Adsorption Theory of Heterogeneous Catalysis: The adsorption theory of heterogeneous catalysis is a fundamental concept that explains how catalysts accelerate chemical reactions on their surfaces. This theory proposes that the reactant molecules, also known as adsorbates, adsorb onto the surface of a solid catalyst, where the reaction takes place. The adsorption of reactant molecules onto the catalyst surface is a crucial step in the catalytic process, as it allows the reactants to come into close proximity and interact with each other more effectively, leading to a faster reaction rate.
Adsorption Theory of Heterogeneous Catalysis
- Adsorption of Reactants: In heterogeneous catalysis, the reactant molecules from the gas or liquid phase are adsorbed onto the active sites of the solid catalyst surface. Active sites are specific regions on the catalyst surface with suitable electronic and geometric properties that allow the adsorption of reactant molecules. The nature of these active sites and their affinity for the reactants depends on the specific catalyst and the reaction being catalyzed.
- Formation of the Transition State: Upon adsorption, the reactant molecules experience changes in their electronic configuration and bonding. These changes facilitate the formation of an intermediate state known as the transition state. The transition state represents a high-energy, activated complex where the reactants are partially transformed into the products.
- Facilitation of Reaction Pathway: The presence of the catalyst and the adsorbed reactants on its surface lowers the activation energy required for the reaction to proceed. This is one of the key roles of the catalyst in the adsorption theory. By providing an alternative reaction pathway with lower activation energy, the catalyst increases the rate of the reaction, making it more favorable and efficient.

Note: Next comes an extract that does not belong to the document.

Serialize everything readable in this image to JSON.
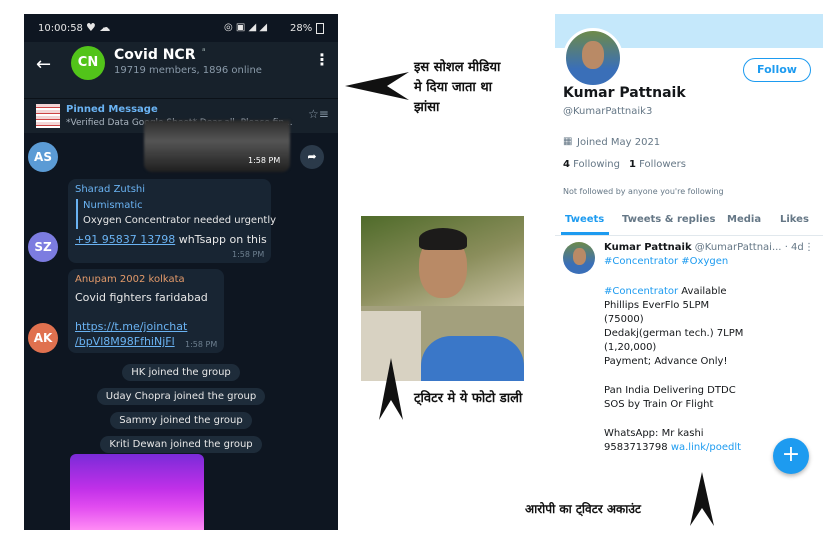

- Desorption of Products: Following the reaction at the transition state, the products are formed. These products then desorb from the surface of the catalyst, leaving the catalyst surface unchanged and available to catalyze further reactions.
The adsorption theory of heterogeneous catalysis explains why certain substances can act as effective catalysts for specific reactions, while others may not. For a catalyst to be effective, it must have suitable active sites that can accommodate and adsorb the reactant molecules involved in the desired reaction. Additionally, the strength of adsorption and desorption of the reactants and products on the catalyst surface plays a crucial role in determining the overall reaction rate and efficiency of the catalytic process.
Understanding the adsorption theory of heterogeneous catalysis has significant practical implications for the design and optimization of catalysts in various industrial processes, including petrochemical refining, ammonia synthesis, hydrogenation reactions, and environmental applications like catalytic converters. By tailoring catalysts to have optimal active sites and adsorption properties, researchers can develop more efficient and selective catalysts to enhance the performance of chemical processes and reduce energy consumption.
|JOIN OUR TELEGRAM CHANNELS|
|Biology Quiz & Notes||Physics Quiz & Notes||Chemistry Quiz & Notes|
By Team Learning Mantras